In January 1997, Goodyear entered the inaugural season of the Indy Racing League, joining Treadway Racing in the third round at Walt Disney World Speedway. He finished in the third place.

In May, he finished second at Indianapolis 500, losing a victory to teammate Arie Luyendyk. Until the end of the season, Goodyear added two more podiums to finish fifth in the IRL standings.

Three DNFs in endurance races in 1997

Outside Indy Racing League, Goodyear participated in three rounds of the IMSA Championship with Davies Motorsports, driving the #45 Porsche 911 Turbo in the GTS-1 class at Daytona 24h, Sebring 12h and Watkins Glen 6h.

He recorded DNFs in all three races. His co-drivers were Ed Davies, Arie Luyendyk and Neto Jochamowitz.

Scott Goodyear spent three seasons in the #4 Panther Racing car

Scott Goodyear spent three seasons in the #4 Panther Racing car

Three seasons and three wins with Panther Racing

For the 1998 Indy Racing League season, Goodyear joined Panther Racing to drive the #4 G-Force (Oldsmobile). He was on a podium two times, ending a season seventh in the points. Next year, he was a race winner two times (Phoenix and Texas) in the #4 car, finishing ninth in the points.

In 2000, Goodyear reached his career-best result in the open-wheel racing, finishing as a vice-champion in the Indy Racing Northern Lights Series, behind Buddy Lazier. Goodyear was a race winner once, in the season's finale at Texas Motor Speedway.

Retiring from racing after a crash at 2001 Indianapolis 500
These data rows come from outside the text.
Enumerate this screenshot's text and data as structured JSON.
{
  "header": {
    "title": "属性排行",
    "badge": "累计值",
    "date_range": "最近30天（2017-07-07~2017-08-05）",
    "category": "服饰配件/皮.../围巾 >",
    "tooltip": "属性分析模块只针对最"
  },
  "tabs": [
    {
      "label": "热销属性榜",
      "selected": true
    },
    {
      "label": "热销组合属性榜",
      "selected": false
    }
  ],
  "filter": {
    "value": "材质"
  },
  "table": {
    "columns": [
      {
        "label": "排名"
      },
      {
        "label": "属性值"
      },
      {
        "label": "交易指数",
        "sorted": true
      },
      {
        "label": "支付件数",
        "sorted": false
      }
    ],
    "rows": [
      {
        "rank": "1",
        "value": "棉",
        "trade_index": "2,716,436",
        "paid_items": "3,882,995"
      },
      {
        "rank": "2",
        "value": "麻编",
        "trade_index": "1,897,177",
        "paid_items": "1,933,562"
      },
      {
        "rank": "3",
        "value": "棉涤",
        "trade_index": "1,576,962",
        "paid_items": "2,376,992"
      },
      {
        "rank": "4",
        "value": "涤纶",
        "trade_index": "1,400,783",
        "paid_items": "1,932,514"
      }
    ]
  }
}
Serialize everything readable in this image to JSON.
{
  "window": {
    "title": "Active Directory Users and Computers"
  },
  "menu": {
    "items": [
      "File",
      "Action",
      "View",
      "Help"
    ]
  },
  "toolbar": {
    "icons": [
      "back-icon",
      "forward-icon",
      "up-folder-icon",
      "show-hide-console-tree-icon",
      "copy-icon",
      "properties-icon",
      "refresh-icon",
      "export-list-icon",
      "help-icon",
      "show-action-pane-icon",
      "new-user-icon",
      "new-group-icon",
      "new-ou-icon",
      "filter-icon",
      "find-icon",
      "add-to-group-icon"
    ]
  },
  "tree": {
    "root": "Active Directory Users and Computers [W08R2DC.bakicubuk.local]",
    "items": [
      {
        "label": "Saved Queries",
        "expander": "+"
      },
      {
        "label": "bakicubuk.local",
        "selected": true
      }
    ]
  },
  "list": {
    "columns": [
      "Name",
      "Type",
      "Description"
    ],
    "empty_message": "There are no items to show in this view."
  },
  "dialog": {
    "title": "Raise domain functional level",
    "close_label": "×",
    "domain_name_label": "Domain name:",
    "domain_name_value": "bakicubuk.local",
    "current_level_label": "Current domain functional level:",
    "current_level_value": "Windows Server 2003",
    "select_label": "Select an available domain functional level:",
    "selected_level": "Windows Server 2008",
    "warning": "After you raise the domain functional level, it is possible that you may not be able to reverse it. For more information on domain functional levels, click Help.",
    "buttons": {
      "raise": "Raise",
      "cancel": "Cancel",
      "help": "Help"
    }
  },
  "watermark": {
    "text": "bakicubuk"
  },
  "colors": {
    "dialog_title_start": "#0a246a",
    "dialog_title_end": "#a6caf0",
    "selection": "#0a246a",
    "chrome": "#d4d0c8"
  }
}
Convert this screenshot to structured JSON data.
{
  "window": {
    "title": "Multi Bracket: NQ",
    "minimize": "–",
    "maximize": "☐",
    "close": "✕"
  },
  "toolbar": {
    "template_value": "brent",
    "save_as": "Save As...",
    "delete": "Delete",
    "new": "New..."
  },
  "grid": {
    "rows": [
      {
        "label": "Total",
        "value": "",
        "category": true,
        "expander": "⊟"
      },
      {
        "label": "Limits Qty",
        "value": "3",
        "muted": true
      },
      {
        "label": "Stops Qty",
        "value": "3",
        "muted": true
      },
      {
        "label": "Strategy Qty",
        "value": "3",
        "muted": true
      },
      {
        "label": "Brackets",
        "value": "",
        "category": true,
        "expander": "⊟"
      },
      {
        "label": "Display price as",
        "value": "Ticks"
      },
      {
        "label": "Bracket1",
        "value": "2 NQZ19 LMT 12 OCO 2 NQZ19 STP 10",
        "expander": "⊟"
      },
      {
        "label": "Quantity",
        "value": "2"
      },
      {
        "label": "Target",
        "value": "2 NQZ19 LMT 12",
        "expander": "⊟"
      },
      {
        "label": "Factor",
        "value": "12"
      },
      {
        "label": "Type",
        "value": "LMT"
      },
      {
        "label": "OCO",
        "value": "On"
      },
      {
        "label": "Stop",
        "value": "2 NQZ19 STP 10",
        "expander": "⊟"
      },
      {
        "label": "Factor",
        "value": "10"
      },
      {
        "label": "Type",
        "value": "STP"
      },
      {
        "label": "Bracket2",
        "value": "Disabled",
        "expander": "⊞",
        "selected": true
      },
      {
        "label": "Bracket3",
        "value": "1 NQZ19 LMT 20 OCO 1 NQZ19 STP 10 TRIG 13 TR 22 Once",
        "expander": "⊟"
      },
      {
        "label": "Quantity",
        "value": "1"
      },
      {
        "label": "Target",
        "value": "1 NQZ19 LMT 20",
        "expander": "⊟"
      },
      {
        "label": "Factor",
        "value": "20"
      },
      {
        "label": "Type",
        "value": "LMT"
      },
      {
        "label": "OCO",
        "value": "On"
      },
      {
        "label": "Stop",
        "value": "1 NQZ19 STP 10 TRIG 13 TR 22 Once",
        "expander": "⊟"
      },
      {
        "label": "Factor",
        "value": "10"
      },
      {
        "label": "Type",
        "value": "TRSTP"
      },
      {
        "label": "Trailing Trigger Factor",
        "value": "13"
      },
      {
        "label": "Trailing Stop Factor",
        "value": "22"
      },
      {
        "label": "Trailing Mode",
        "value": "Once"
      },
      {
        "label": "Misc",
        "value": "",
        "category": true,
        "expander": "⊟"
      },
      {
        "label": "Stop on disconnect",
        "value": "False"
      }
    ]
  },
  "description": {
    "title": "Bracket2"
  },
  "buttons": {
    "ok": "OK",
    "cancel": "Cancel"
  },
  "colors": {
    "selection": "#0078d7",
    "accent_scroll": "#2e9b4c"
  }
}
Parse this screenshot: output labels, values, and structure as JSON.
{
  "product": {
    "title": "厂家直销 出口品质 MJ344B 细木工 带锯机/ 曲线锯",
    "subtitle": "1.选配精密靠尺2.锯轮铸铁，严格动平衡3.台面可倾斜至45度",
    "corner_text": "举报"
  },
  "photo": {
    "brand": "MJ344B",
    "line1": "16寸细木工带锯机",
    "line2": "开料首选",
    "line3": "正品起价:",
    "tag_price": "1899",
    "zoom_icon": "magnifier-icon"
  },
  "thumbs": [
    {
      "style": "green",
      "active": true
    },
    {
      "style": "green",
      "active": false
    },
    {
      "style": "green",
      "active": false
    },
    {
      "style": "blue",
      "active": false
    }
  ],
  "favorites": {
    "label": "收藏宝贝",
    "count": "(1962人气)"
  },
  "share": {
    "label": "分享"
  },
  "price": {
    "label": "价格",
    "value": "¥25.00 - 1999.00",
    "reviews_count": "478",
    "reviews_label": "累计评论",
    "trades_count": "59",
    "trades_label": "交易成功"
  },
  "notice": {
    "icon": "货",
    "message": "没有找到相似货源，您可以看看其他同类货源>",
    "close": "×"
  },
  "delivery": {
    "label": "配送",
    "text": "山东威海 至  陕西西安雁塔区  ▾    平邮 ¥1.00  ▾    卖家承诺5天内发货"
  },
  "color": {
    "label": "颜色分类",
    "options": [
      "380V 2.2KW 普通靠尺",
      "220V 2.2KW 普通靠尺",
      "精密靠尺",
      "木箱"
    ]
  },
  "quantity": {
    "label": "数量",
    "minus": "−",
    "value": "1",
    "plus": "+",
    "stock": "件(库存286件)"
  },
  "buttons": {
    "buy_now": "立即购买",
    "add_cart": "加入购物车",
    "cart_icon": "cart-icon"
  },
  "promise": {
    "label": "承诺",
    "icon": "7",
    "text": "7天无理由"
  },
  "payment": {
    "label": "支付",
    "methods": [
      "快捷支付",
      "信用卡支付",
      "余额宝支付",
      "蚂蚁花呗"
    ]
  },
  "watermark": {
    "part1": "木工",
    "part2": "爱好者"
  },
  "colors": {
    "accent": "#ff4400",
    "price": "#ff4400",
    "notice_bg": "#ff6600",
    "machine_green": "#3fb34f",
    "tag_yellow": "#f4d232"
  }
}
For the 2001 IRL season, Panther Racing replaced Goodyear with Sam Hornish Jr. Goodyear secured just one start, joining Team Cheever at Indianapolis 500. Driving the #52 Dallara-Nissan, he crashed out early, on lap 8, being collected by Sarah Fisher. Goodyear suffered a broken back and that injury forced him to retire from racing.

He then became a color analyst for ABC and ESPN's coverage of the IndyCar Series. Goodyear was inducted into the Canadian Motorsport Hall of Fame in 2002 and the Ontario Sports Hall of Fame in 2014.

Scott Goodyear ended a career with a victory at 2003 Watkins Glen 6 Hours

Scott Goodyear ended a career with a victory at 2003 Watkins Glen 6 Hours

One more Daytona start and Watkins Glen victory

Although he retired from racing in 2001, Goodyear recorded few more successful appearances in the sports car races. In February 2003, he came to Daytona with Brumos Racing, driving their #59 Fabcar-Porsche prototype in the 24-hour race. He, Hurley Haywood, Scott Sharp and JC France finished in the fifth place and the second in DP class.

A few months later, in June 2003, Goodyear has driven the #58 Fabcar-Porsche to a victory at Watkins Glen 6 Hours, sharing a car with David Donohue and Mike Borkowski. It was a final closure of Goodyear's career.

Photos: racer.com, speedsport-magazine.com, torontopubliclibrary.ca, motorsport.com,